▼

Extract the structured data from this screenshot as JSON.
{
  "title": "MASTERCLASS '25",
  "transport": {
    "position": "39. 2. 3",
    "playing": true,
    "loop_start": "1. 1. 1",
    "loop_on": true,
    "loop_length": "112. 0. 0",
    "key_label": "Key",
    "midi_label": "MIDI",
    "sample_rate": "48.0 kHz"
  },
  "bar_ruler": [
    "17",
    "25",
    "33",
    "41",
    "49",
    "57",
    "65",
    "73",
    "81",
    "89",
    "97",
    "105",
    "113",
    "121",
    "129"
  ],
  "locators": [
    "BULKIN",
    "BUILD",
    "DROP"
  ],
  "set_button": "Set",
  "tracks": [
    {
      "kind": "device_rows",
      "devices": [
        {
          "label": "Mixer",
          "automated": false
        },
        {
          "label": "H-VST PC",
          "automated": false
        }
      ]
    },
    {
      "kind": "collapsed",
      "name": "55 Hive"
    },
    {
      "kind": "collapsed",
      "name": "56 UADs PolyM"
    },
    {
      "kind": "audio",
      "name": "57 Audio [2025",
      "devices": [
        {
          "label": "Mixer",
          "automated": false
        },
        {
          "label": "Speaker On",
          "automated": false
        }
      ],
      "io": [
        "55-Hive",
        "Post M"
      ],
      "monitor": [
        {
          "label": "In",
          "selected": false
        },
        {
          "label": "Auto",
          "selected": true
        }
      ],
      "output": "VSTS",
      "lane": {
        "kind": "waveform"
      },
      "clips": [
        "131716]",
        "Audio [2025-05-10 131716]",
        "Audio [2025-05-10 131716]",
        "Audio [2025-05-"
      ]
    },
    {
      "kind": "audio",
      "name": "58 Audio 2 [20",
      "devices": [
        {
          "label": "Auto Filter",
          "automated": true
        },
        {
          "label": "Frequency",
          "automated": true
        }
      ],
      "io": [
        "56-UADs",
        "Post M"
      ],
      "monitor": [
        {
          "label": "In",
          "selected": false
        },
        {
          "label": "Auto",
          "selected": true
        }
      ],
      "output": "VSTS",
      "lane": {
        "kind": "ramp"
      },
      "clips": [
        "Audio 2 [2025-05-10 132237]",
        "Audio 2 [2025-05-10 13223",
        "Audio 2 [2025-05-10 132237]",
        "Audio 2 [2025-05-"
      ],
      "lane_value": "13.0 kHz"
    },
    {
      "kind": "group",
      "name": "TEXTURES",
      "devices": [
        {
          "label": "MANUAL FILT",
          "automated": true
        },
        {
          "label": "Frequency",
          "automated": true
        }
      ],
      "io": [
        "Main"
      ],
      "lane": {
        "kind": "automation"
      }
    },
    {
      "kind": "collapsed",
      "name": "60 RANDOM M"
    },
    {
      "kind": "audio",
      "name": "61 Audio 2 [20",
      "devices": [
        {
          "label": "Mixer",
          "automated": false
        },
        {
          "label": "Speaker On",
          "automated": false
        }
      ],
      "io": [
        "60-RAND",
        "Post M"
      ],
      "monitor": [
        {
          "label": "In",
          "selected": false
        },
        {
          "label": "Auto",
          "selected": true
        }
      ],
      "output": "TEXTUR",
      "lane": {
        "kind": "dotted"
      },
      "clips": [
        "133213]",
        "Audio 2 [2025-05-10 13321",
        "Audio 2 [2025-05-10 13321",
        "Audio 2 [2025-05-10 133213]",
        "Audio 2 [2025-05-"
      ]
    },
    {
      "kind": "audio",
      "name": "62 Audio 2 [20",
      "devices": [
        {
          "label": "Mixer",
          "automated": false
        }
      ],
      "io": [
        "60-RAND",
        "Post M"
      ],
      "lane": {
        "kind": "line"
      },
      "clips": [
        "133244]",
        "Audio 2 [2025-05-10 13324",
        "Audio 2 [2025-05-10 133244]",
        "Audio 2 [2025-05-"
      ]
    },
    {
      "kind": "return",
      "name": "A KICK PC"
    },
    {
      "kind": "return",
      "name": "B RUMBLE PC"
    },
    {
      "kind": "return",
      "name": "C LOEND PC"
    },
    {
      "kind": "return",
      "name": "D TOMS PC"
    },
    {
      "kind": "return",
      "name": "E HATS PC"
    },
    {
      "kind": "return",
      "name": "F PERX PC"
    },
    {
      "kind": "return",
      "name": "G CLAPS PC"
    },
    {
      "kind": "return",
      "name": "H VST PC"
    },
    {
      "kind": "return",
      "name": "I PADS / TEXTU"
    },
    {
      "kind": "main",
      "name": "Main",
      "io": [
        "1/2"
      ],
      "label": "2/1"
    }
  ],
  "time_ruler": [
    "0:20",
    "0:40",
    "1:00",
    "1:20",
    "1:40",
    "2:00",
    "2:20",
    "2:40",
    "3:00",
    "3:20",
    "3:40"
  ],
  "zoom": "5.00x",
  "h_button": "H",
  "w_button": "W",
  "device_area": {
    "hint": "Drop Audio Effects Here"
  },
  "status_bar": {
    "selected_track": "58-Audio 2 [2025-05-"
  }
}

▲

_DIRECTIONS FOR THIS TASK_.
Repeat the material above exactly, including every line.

_SOLUTION FOR THIS PROBLEM_.
Extract the structured data from this screenshot as JSON.
{
  "title": "MASTERCLASS '25",
  "transport": {
    "position": "39. 2. 3",
    "playing": true,
    "loop_start": "1. 1. 1",
    "loop_on": true,
    "loop_length": "112. 0. 0",
    "key_label": "Key",
    "midi_label": "MIDI",
    "sample_rate": "48.0 kHz"
  },
  "bar_ruler": [
    "17",
    "25",
    "33",
    "41",
    "49",
    "57",
    "65",
    "73",
    "81",
    "89",
    "97",
    "105",
    "113",
    "121",
    "129"
  ],
  "locators": [
    "BULKIN",
    "BUILD",
    "DROP"
  ],
  "set_button": "Set",
  "tracks": [
    {
      "kind": "device_rows",
      "devices": [
        {
          "label": "Mixer",
          "automated": false
        },
        {
          "label": "H-VST PC",
          "automated": false
        }
      ]
    },
    {
      "kind": "collapsed",
      "name": "55 Hive"
    },
    {
      "kind": "collapsed",
      "name": "56 UADs PolyM"
    },
    {
      "kind": "audio",
      "name": "57 Audio [2025",
      "devices": [
        {
          "label": "Mixer",
          "automated": false
        },
        {
          "label": "Speaker On",
          "automated": false
        }
      ],
      "io": [
        "55-Hive",
        "Post M"
      ],
      "monitor": [
        {
          "label": "In",
          "selected": false
        },
        {
          "label": "Auto",
          "selected": true
        }
      ],
      "output": "VSTS",
      "lane": {
        "kind": "waveform"
      },
      "clips": [
        "131716]",
        "Audio [2025-05-10 131716]",
        "Audio [2025-05-10 131716]",
        "Audio [2025-05-"
      ]
    },
    {
      "kind": "audio",
      "name": "58 Audio 2 [20",
      "devices": [
        {
          "label": "Auto Filter",
          "automated": true
        },
        {
          "label": "Frequency",
          "automated": true
        }
      ],
      "io": [
        "56-UADs",
        "Post M"
      ],
      "monitor": [
        {
          "label": "In",
          "selected": false
        },
        {
          "label": "Auto",
          "selected": true
        }
      ],
      "output": "VSTS",
      "lane": {
        "kind": "ramp"
      },
      "clips": [
        "Audio 2 [2025-05-10 132237]",
        "Audio 2 [2025-05-10 13223",
        "Audio 2 [2025-05-10 132237]",
        "Audio 2 [2025-05-"
      ],
      "lane_value": "13.0 kHz"
    },
    {
      "kind": "group",
      "name": "TEXTURES",
      "devices": [
        {
          "label": "MANUAL FILT",
          "automated": true
        },
        {
          "label": "Frequency",
          "automated": true
        }
      ],
      "io": [
        "Main"
      ],
      "lane": {
        "kind": "automation"
      }
    },
    {
      "kind": "collapsed",
      "name": "60 RANDOM M"
    },
    {
      "kind": "audio",
      "name": "61 Audio 2 [20",
      "devices": [
        {
          "label": "Mixer",
          "automated": false
        },
        {
          "label": "Speaker On",
          "automated": false
        }
      ],
      "io": [
        "60-RAND",
        "Post M"
      ],
      "monitor": [
        {
          "label": "In",
          "selected": false
        },
        {
          "label": "Auto",
          "selected": true
        }
      ],
      "output": "TEXTUR",
      "lane": {
        "kind": "dotted"
      },
      "clips": [
        "133213]",
        "Audio 2 [2025-05-10 13321",
        "Audio 2 [2025-05-10 13321",
        "Audio 2 [2025-05-10 133213]",
        "Audio 2 [2025-05-"
      ]
    },
    {
      "kind": "audio",
      "name": "62 Audio 2 [20",
      "devices": [
        {
          "label": "Mixer",
          "automated": false
        }
      ],
      "io": [
        "60-RAND",
        "Post M"
      ],
      "lane": {
        "kind": "line"
      },
      "clips": [
        "133244]",
        "Audio 2 [2025-05-10 13324",
        "Audio 2 [2025-05-10 133244]",
        "Audio 2 [2025-05-"
      ]
    },
    {
      "kind": "return",
      "name": "A KICK PC"
    },
    {
      "kind": "return",
      "name": "B RUMBLE PC"
    },
    {
      "kind": "return",
      "name": "C LOEND PC"
    },
    {
      "kind": "return",
      "name": "D TOMS PC"
    },
    {
      "kind": "return",
      "name": "E HATS PC"
    },
    {
      "kind": "return",
      "name": "F PERX PC"
    },
    {
      "kind": "return",
      "name": "G CLAPS PC"
    },
    {
      "kind": "return",
      "name": "H VST PC"
    },
    {
      "kind": "return",
      "name": "I PADS / TEXTU"
    },
    {
      "kind": "main",
      "name": "Main",
      "io": [
        "1/2"
      ],
      "label": "2/1"
    }
  ],
  "time_ruler": [
    "0:20",
    "0:40",
    "1:00",
    "1:20",
    "1:40",
    "2:00",
    "2:20",
    "2:40",
    "3:00",
    "3:20",
    "3:40"
  ],
  "zoom": "5.00x",
  "h_button": "H",
  "w_button": "W",
  "device_area": {
    "hint": "Drop Audio Effects Here"
  },
  "status_bar": {
    "selected_track": "58-Audio 2 [2025-05-"
  }
}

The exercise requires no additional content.